“The truth is there isn’t a lot people can do about ambient air pollution,” said Deborah Soligsohn, an environment and energy specialist at the World Resources Institute, a U.S. based think tank.
“Ambient air pollution is not nearly as large a health risk as more immediate forms of air pollution. Tobacco is a much larger killer, and indoor air pollution from poorly ventilated wood and coal fires has traditionally been a much larger killer in the developing world. Smoky restaurants and bars can have levels as high as these recent air pollution numbers.”
I know a few expat friends who have decided to relocate out of Beijing and were mainly turned off by its bad air.
“What did you think of Beijing?” I asked David Van Dyke, who lived and worked in Beijing for nearly seven years before relocating to Canada last year.
“Mostly liked it, save for the Internet (censorship) and pollution,” he said.
Meantime, some residents have resorted to humor and sarcasm online to vent their frustration.

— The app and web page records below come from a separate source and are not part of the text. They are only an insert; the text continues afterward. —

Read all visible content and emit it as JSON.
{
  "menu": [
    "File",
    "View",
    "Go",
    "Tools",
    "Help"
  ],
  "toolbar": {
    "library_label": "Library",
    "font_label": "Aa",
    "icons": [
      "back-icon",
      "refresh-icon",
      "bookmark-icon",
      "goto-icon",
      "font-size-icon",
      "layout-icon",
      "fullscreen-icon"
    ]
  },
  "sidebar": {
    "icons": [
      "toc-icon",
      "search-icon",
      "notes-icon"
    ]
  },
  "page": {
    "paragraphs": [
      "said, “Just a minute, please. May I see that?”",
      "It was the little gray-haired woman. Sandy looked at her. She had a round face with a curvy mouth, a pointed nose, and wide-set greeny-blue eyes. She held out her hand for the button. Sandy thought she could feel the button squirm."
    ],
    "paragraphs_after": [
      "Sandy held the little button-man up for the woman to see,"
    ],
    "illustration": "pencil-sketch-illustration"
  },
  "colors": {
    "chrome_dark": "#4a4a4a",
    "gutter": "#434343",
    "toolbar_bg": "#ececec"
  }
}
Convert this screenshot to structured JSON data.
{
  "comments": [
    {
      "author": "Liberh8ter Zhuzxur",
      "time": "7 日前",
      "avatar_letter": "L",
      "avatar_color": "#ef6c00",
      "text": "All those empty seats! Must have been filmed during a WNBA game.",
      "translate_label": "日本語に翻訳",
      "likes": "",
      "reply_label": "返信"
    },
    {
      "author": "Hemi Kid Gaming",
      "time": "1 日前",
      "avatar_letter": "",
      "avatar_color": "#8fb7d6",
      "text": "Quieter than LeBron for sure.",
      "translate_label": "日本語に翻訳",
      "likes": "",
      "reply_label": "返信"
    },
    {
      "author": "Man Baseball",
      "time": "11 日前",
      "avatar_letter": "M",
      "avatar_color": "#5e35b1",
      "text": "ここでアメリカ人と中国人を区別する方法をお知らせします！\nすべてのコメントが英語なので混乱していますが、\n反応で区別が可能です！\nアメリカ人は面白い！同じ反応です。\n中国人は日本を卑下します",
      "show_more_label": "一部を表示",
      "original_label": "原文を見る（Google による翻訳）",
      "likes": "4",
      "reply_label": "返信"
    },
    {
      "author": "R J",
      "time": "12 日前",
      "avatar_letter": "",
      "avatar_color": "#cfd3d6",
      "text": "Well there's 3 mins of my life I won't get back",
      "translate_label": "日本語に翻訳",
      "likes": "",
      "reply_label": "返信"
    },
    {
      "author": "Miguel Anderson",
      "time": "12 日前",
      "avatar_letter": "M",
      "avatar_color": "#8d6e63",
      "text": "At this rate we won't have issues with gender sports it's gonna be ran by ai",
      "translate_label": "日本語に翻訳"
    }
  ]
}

“I love my city, but I refuse to be a human vacuum cleaner,” netizens re-tweeted on Weibo, China’s microblogging social media. “We want clean air, and we want to breathe freely.”
Others posted pictures wearing face masks of various shapes and designs.
A page of Sohu.com featured a section covered with haze, with a note saying the headlines have been obscured by a massive smog. “Click on it, and it will clear up.” Once it cleared it, the title read: “We live in a “toxic gas.'”
“Don’t worry,” Henry Ngo posted on my Facebook page. “Smokers are inhaling worst air than this. And they did not die immediately!”
Is this now the new “normal”?
Soligsohn, who lived in Beijing for 14 years, does not think so.
“This is a confluence of bad events,” she assured me. “Pollution is definitely a problem. It hasn’t gone away, but there is no reason to believe an extreme reading is anything other than an extreme.”
There seems to be no quick solution.
“This is complex and takes time, but the work has begun,” Soligsohn added.
“It took cities like London and Los Angeles almost half a century to get from really dirty air to pretty clean air, and LA has never actually fully met EPA standards, which have become tougher with new information.”
Five days after what some have dubbed Beijing’s “air-mageddon,” the sunshine has reappeared, and the air has actually turned relatively clear.
My daughter points out that London and Los Angeles have confronted pollution as well. As long as the Chinese recognize it is a problem, they will eventually be able to strike a balance between a clean environment and a thriving economy.”
Wind has dispersed some of the smog, although my chest remains heavy and my throat is still itchy.
Jaime’s China is a weekly column about Chinese society and politics. Jaime Flor Cruz has lived and worked in China since 1971. He studied Chinese history at Peking University (1977-81) and was TIME Magazine’s Beijing correspondent and bureau chief (1982-2000).